This is a problem I had to deal with several times in the past. These "attacks" originate from bots which, in turn, utilize compromised email accounts in many legitimate email servers. Then, all these legit SMTP services try to send the emails to your own server.
The recipient's address seems to be random. At this point, I am not sure what they try to do, discover legitimate email addresses or just try to choke and cause problems to the destination server. I tend to believe that they try to discover valid email addresses.
The fact that almost all the email addresses are invalid, usually makes your server to respond with a 550 error code.
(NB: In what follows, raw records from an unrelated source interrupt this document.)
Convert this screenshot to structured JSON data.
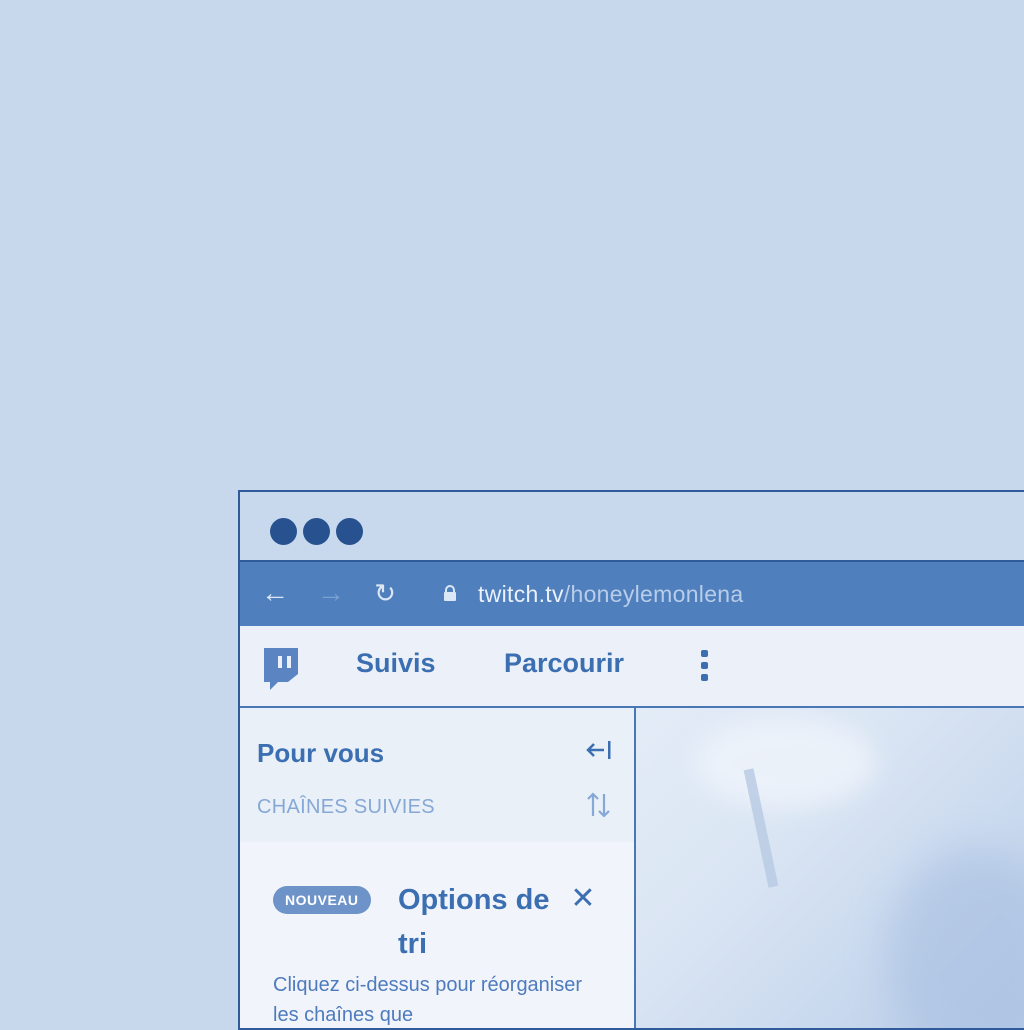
{
  "browser": {
    "url_domain": "twitch.tv",
    "url_path": "/honeylemonlena"
  },
  "topnav": {
    "following_label": "Suivis",
    "browse_label": "Parcourir"
  },
  "sidebar": {
    "title": "Pour vous",
    "section_label": "CHAÎNES SUIVIES",
    "promo": {
      "badge": "NOUVEAU",
      "title": "Options de tri",
      "text": "Cliquez ci-dessus pour réorganiser les chaînes que"
    }
  },
  "icons": {
    "back": "arrow-left-icon",
    "forward": "arrow-right-icon",
    "reload": "reload-icon",
    "lock": "lock-icon",
    "logo": "twitch-logo-icon",
    "more": "more-vertical-icon",
    "collapse": "collapse-sidebar-icon",
    "sort": "sort-icon",
    "close": "close-icon"
  },
  "colors": {
    "background": "#c8d8ec",
    "accent": "#3b6fb1",
    "addressbar": "#4f7fbc",
    "window_controls": "#27528f"
  }
}
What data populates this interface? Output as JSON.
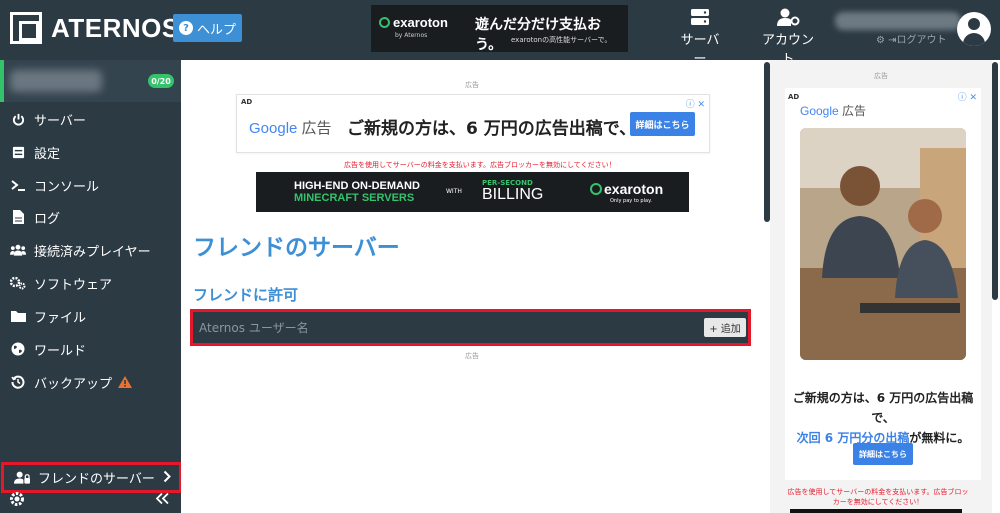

Despite this fatal error code, many of the originating servers keep trying to resend it, thus adding more unnecessary traffic.
Unfortunately, there is no way to block all this traffic, because you have to accept the connection from the originating server and at least check some of the envelope headers in order to decide whether to accept the message for further processing or not. So, the only thing you can do is to configure your email server to:
- reject all emails, whose recipient address is not legit, before they enter your spam and virus filter chains. This will help to avoid unnecessary cpu utilization.
- setting a rejection code for unknown recipients other than the usual, eg 554 instead of 550, sometimes may prevent the originating server from retrying to send the emails.
Well, I wrote this in a fast pace. The general idea is that there is nothing you can do to prevent this traffic.